After mating, the female will raise the kits in her den. Once old enough to eat food, the male may help bring food for his offspring. Scientists have observed some Blanford foxes providing more nurturing care to their young, including rituals like grooming their young.
The Cape fox is another monogamous fox that pairs with a mate for life. Despite being monogamous, Cape foxes maintain separate territories that overlap and only come together during mating season.
Both male and female Cape foxes care for their offspring, with the male bringing food to the den for the female while she is feeding the kits. Once old enough to leave the fox den, Cape fox young often stay close to their home territory and sometimes even steal food from their younger siblings.
The Corsac fox mates for life and maintains a lifelong bond with its mate. Corsac foxes are nomadic and have no fixed home range. After mating, female Corsac foxes build a den where they can give birth. Sometimes the female shares this birthing den with other pregnant females.

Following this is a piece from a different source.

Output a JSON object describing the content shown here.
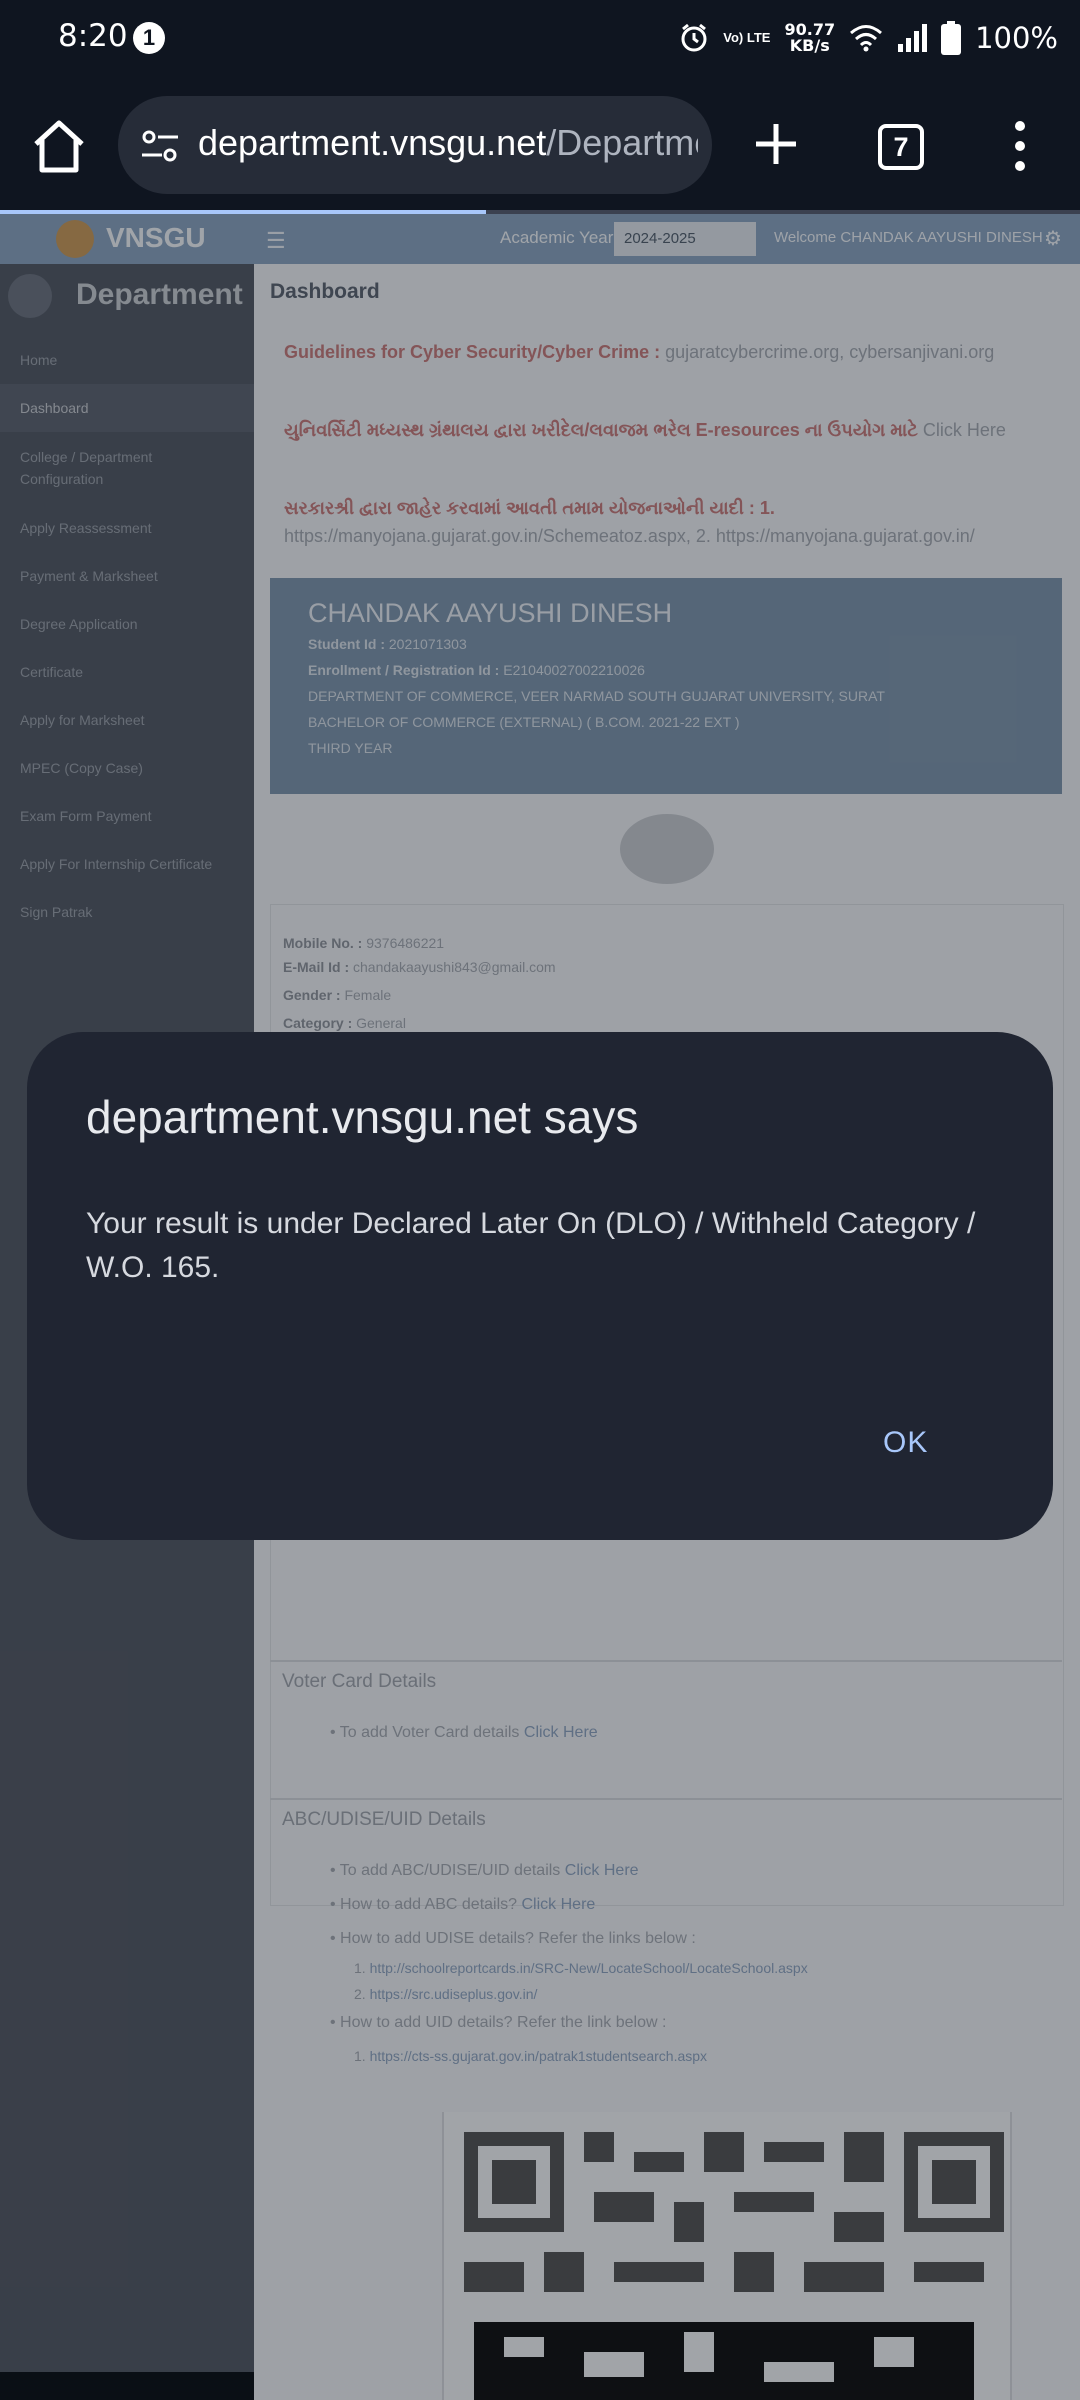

Once the Corsac litter is born, the male assists the female in caring for their offspring.
The Fennec fox pairs with a single mating partner for life. After mating, the male Fennec fox becomes very protective of his mate.
Fennec foxes live in family groups. These groups include a mother and father Fennec fox and their offspring. Occasionally, multiple families will live in a communal den.
The Kitfox is almost always monogamous and often pairs with a single mate for life. There are some instances of male Kit foxes being polygamous and mating with multiple females. Kitfox pairs stay together year-round, and after the birth of their litter, the male assists in feeding and raising the young.
The Pale Fox is one of the least known “true fox” species, but researchers believe that this is a monogamous species. Researchers know little about this nocturnal species but believe that bonded pairs live in small family groups with their most recent litter.
The red fox is monogamous and mates for life. Red foxes live in family groups of paired males and females and their current litter. Offspring of previous years also tend to live in overlapping territories. Both the male and female raise their pups together and pups from a scrap of earlier years often help raise their younger siblings.
Like most true fox species, the Rüppell’s fox is monogamous and mates for life, although scientists have seen multiple pairs living in the same area but with distinct territories. Rüppell’s foxes live in an environment that often overlaps with the red fox territory and live together in pairs alongside their offspring.
The swift fox is another lesser-known fox species, but researchers have observed some of this species engage in monogamous relationships, where other males mate with multiple females. Monogamous Swift fox males do help raise their offspring.
Tibetan sand fox
The Tibetan sand fox is a monogamous species and mates for life. Tibetan sand foxes live in family groups of paired males and females and their current litter. The offspring stay with both parents for as long as ten months until they are old enough to survive on their own, leaving the den to establish their territory.
Monogamy in the Animal Kingdom
Although not many animals are monogamous, there are benefits for those animals that are monogamous. These benefits include:
- A consistent mate with whom to have offspring.
- Investing time into raising offspring with a mate creates a stronger connection between males and females.
- Monogamy is the only feasible plan to have offspring for animals that live in or spend much of their time in extreme or isolated territories.
- Having multiple parents to raise offspring also ensures better survival rates in areas where food is scarce.
Conclusion / Summary
Of the twelve species of true foxes, nine are monogamous and mate for life. For the most part, the Kit Fox is monogamous, but scientists have seen some males mating with multiple females. Researchers believe that the Pale fox and the Swift fox are monogamous; however, they are more elusive species, and not much data is available on their mating habits.